Max Witynski, UtilityDive
A new study from energy research and consulting firm Wood Mackenzie suggests that individual natural disasters may not be a primary motivator for microgrid deployments, in spite of the extreme-weather reliability benefits offered by the technology, Greentech Media reports.
Many microgrids are powered by natural gas or diesel, rather than a combination of clean technologies, although the growth of solar+storage in the wake of hurricanes in Puerto Rico is a notable exception, according to Greentech.
Growth opportunities for microgrids remain significant in areas with favorable policy and repeated disasters, according to Isaac Maze-Rothstein, WoodMac research associate and author of the study.

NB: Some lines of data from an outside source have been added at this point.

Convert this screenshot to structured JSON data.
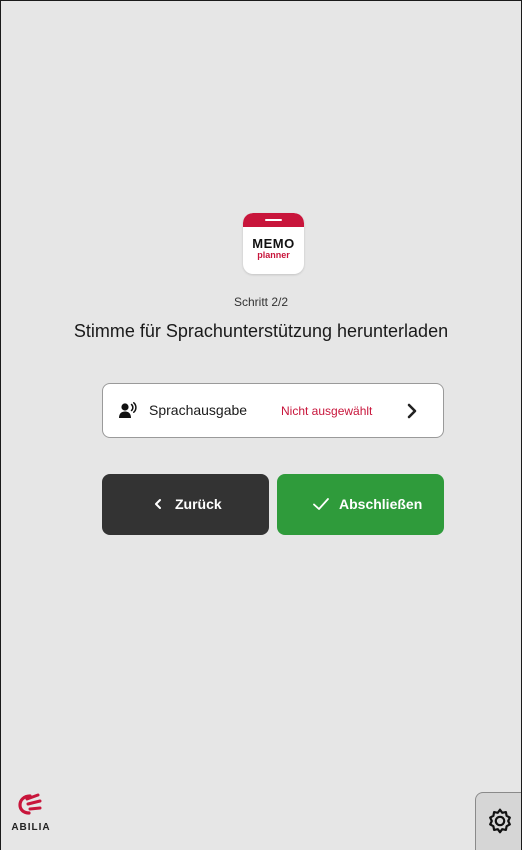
{
  "app_logo": {
    "line1": "MEMO",
    "line2": "planner",
    "brand_color": "#c8153b"
  },
  "step": {
    "label": "Schritt 2/2"
  },
  "title": "Stimme für Sprachunterstützung herunterladen",
  "setting": {
    "icon": "speaking-person-icon",
    "label": "Sprachausgabe",
    "value": "Nicht ausgewählt",
    "value_color": "#c8153b"
  },
  "buttons": {
    "back": {
      "label": "Zurück",
      "icon": "chevron-left-icon",
      "color": "#333333"
    },
    "finish": {
      "label": "Abschließen",
      "icon": "checkmark-icon",
      "color": "#2f9b3b"
    }
  },
  "footer": {
    "brand": "ABILIA",
    "settings_icon": "gear-icon"
  },
  "colors": {
    "background": "#e6e6e6",
    "accent": "#c8153b"
  }
}
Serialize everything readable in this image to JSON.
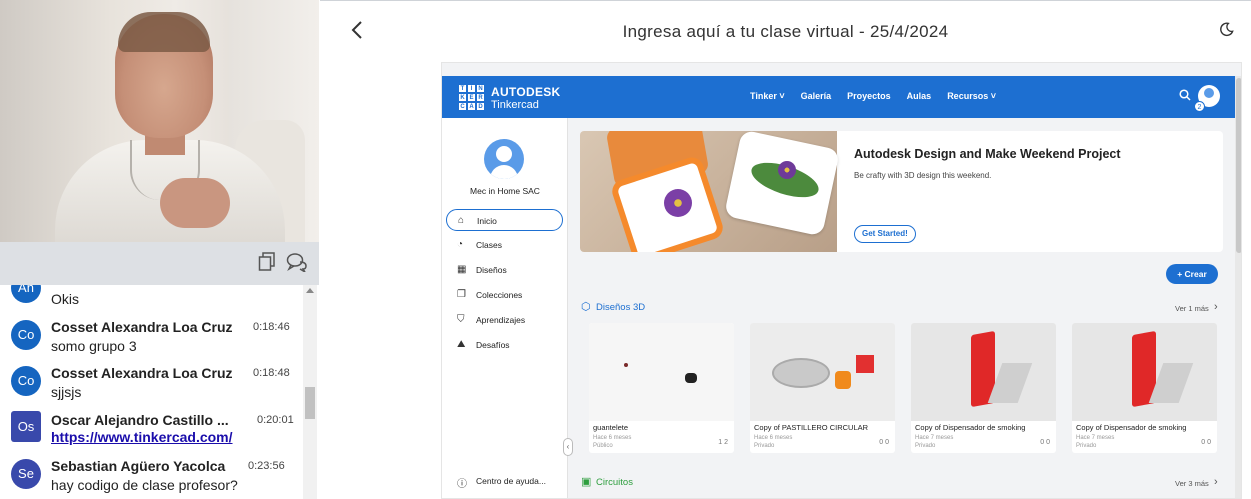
{
  "header": {
    "title": "Ingresa aquí a tu clase virtual - 25/4/2024"
  },
  "video_toolbar": {
    "icons": [
      "copy-icon",
      "chat-bubbles-icon"
    ]
  },
  "chat": {
    "messages": [
      {
        "initials": "An",
        "name": "",
        "time": "",
        "text": "Okis",
        "color": "#1565c0"
      },
      {
        "initials": "Co",
        "name": "Cosset Alexandra Loa Cruz",
        "time": "0:18:46",
        "text": "somo grupo 3",
        "color": "#1565c0"
      },
      {
        "initials": "Co",
        "name": "Cosset Alexandra Loa Cruz",
        "time": "0:18:48",
        "text": "sjjsjs",
        "color": "#1565c0"
      },
      {
        "initials": "Os",
        "name": "Oscar Alejandro Castillo ...",
        "time": "0:20:01",
        "text": "https://www.tinkercad.com/",
        "color": "#3949ab"
      },
      {
        "initials": "Se",
        "name": "Sebastian Agüero Yacolca",
        "time": "0:23:56",
        "text": "hay codigo de clase profesor?",
        "color": "#3949ab"
      }
    ]
  },
  "tinkercad": {
    "brand_line1": "AUTODESK",
    "brand_line2": "Tinkercad",
    "logo_letters": [
      "TIN",
      "KER",
      "CAD"
    ],
    "nav": [
      "Tinker ˅",
      "Galería",
      "Proyectos",
      "Aulas",
      "Recursos ˅"
    ],
    "user_badge": "2",
    "sidebar": {
      "name": "Mec in Home SAC",
      "items": [
        "Inicio",
        "Clases",
        "Diseños",
        "Colecciones",
        "Aprendizajes",
        "Desafíos"
      ],
      "help": "Centro de ayuda..."
    },
    "hero": {
      "title": "Autodesk Design and Make Weekend Project",
      "subtitle": "Be crafty with 3D design this weekend.",
      "button": "Get Started!"
    },
    "crear": "+ Crear",
    "section_3d": {
      "title": "Diseños 3D",
      "more": "Ver 1 más"
    },
    "section_circuits": {
      "title": "Circuitos",
      "more": "Ver 3 más"
    },
    "cards": [
      {
        "name": "guantelete",
        "time": "Hace 6 meses",
        "visibility": "Público",
        "stats": "1  2"
      },
      {
        "name": "Copy of PASTILLERO CIRCULAR",
        "time": "Hace 6 meses",
        "visibility": "Privado",
        "stats": "0  0"
      },
      {
        "name": "Copy of Dispensador de smoking",
        "time": "Hace 7 meses",
        "visibility": "Privado",
        "stats": "0  0"
      },
      {
        "name": "Copy of Dispensador de smoking",
        "time": "Hace 7 meses",
        "visibility": "Privado",
        "stats": "0  0"
      }
    ]
  }
}
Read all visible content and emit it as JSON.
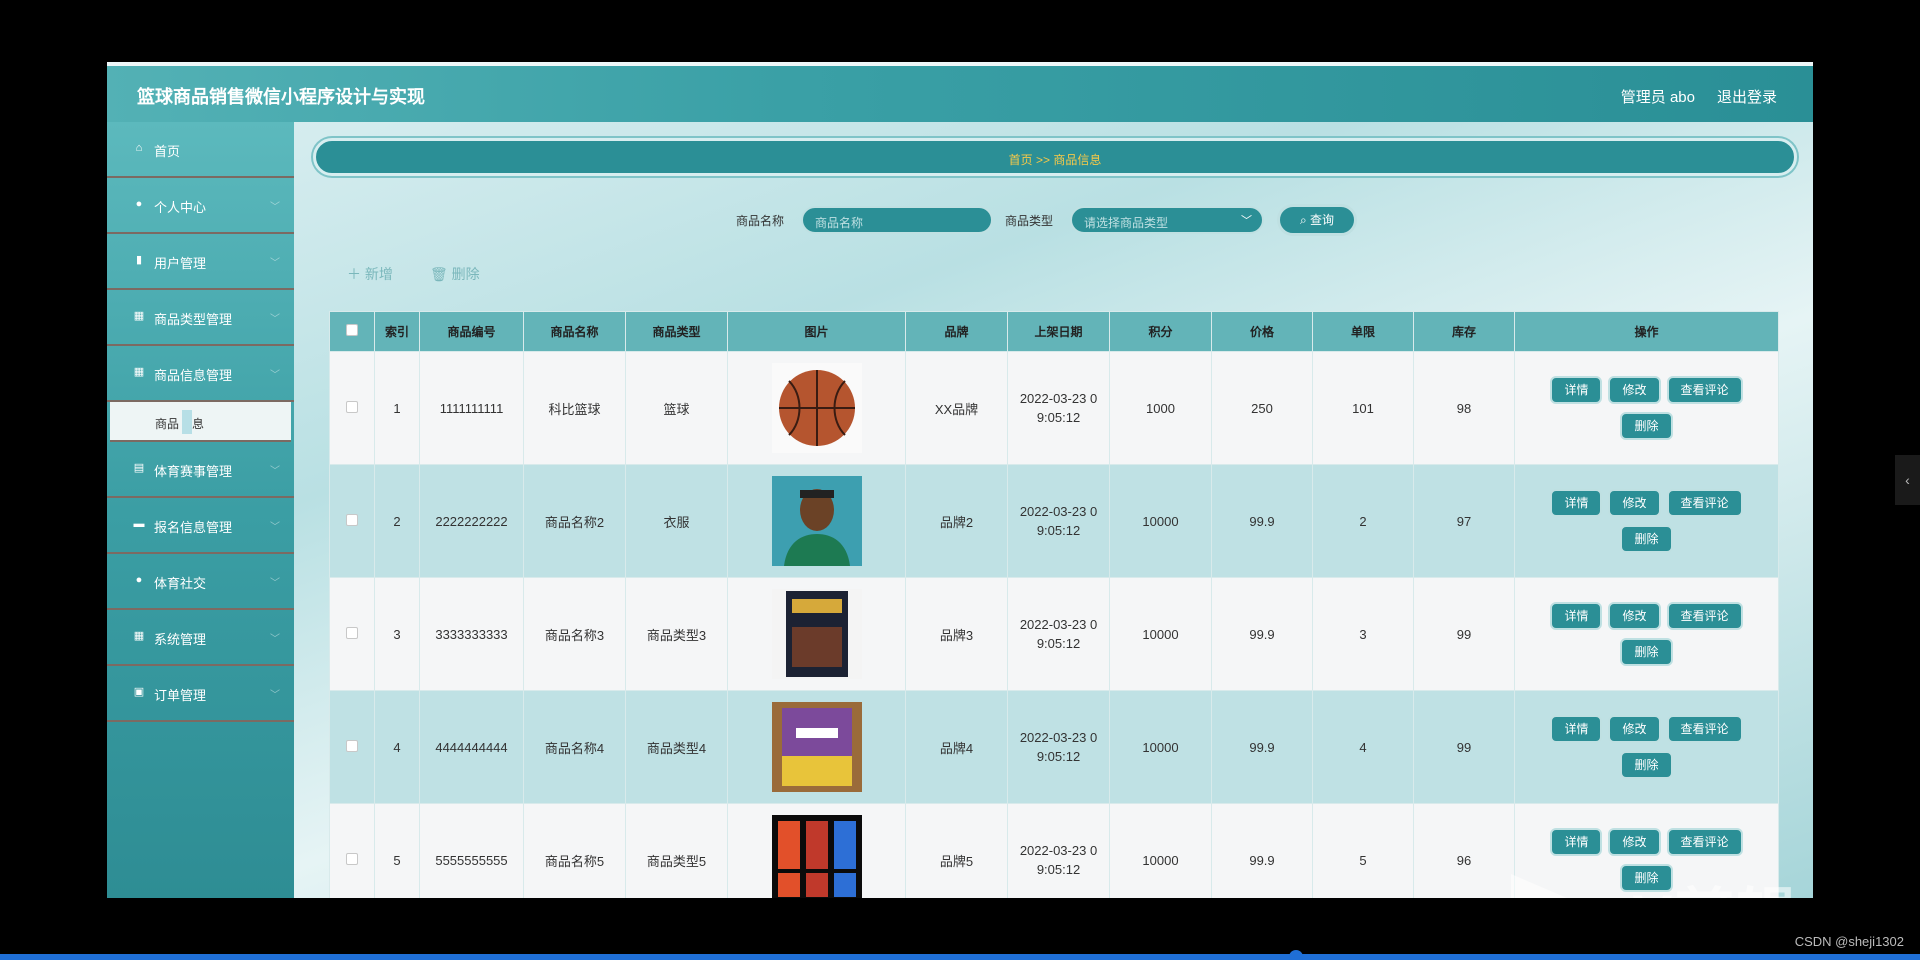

Despite challenges, the systems are proliferating as businesses, universities and vital service providers like fire departments and hospitals seek to guarantee uninterrupted service.